Dadeland Mall today
Today, Dadeland is managed by the Indianapolis-based Simon Property Group, who purchased 50% of the center in 1997. Morgan Stanley owns the other 50%. The anchors include Florida's largest Macy's (Macy's Florida's flagship store), as well as Macy's Home Gallery & Kids (the west end anchor), JCPenney, Saks Fifth Avenue, and Nordstrom (in the former Lord & Taylor). Former tenants of the west end anchor space, currently occupied by the Macy's Home Gallery & Kids, were Jordan Marsh (1966-1991) and Burdines Home Store (1993-2005), which was eventually to be taken over by Mervyns but instead became a second Burdines as they were building a store nearby.
Dadeland Mall's largest restaurants are Villagio and The Cheesecake Factory.

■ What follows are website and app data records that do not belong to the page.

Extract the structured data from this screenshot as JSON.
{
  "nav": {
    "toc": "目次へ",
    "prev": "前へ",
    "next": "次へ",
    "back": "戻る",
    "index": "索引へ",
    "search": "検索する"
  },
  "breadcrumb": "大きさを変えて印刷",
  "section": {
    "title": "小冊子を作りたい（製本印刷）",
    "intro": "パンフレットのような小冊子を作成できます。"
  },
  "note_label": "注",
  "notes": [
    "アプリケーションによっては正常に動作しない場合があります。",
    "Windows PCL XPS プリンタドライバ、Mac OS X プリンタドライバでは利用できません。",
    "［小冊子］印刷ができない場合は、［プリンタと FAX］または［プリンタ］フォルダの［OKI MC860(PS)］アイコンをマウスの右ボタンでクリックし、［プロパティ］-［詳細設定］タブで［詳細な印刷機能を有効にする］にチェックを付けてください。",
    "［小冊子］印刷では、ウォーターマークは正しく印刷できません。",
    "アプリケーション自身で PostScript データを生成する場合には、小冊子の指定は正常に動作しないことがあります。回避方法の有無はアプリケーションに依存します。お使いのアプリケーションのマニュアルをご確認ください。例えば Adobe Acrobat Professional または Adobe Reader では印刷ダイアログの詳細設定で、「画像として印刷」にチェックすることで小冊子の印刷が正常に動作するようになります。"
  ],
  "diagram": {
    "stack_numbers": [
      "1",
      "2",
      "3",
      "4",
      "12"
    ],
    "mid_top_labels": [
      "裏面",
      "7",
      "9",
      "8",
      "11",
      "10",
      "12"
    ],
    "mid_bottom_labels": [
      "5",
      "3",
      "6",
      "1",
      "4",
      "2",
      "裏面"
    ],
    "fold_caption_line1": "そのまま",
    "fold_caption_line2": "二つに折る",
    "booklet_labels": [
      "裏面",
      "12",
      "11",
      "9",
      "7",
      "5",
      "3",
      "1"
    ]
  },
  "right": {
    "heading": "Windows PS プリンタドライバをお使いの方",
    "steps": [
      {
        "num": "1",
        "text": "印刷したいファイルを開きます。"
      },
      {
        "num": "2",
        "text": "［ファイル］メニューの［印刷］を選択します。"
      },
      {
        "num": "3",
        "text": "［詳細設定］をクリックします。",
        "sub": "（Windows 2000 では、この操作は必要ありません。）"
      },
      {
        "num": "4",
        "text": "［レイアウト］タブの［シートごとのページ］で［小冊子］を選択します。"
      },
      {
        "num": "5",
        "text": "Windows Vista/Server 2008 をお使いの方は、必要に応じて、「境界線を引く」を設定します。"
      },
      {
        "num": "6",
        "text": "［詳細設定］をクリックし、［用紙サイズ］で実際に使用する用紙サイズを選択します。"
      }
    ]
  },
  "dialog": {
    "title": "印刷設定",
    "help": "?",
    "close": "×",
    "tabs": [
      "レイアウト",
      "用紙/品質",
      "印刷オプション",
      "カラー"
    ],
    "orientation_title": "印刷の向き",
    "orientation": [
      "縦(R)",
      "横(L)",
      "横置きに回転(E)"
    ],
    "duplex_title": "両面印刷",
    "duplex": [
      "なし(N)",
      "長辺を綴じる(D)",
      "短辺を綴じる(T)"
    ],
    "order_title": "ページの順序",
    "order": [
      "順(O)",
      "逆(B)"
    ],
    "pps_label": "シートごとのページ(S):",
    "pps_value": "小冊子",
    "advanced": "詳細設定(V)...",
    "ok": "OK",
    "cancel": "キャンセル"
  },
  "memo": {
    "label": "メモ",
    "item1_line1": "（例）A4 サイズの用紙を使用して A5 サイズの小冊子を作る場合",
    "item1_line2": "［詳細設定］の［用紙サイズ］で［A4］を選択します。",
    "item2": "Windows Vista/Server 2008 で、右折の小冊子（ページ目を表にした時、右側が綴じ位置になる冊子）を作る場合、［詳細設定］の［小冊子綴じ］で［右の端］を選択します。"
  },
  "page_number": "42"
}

The outer part of the mall, particularly the original main entrance, was featured in the 1985 Chuck Norris film Invasion U.S.A. The inside and outside of the mall was featured in the 1990 Alec Baldwin film Miami Blues. The mall has been remodeled since both of those films however. In the late 90's, talks were underway about adding a second floor to the entire mall. This project will once again double the malls space plus add second floor access to the anchor stores all of which already have second floors.
In 2011, The Limited/Express wing closed down. The following year, the wing was demolished to accommodate a new two-story mall expansion that opened April 2013 with various restaurants on the second level and multiple new shops on the first level, including a dining terrace on the second level's exterior facing Southwest 88th Street. On the first floor, there is a corridor dubbed the "Fashion Runway."
- "Dadeland Mall". Simon Property Group. Retrieved 2011-02-28.
- New Kendall wing brings trendy twist to Dadeland Mall, Iva Paiva Cordle, July 14, 2013, http://www.miamiherald.com/2013/07/14/3497931/new-kendall-wing-brings-trendy.html
- "Miami". Underworld Histories. March 15, 2011. History Television. Archived from the original on 2011-07-19.
- "Limited Set To Unveil New Dadeland Stores". Sun Sentinel. Retrieved 2016-01-24.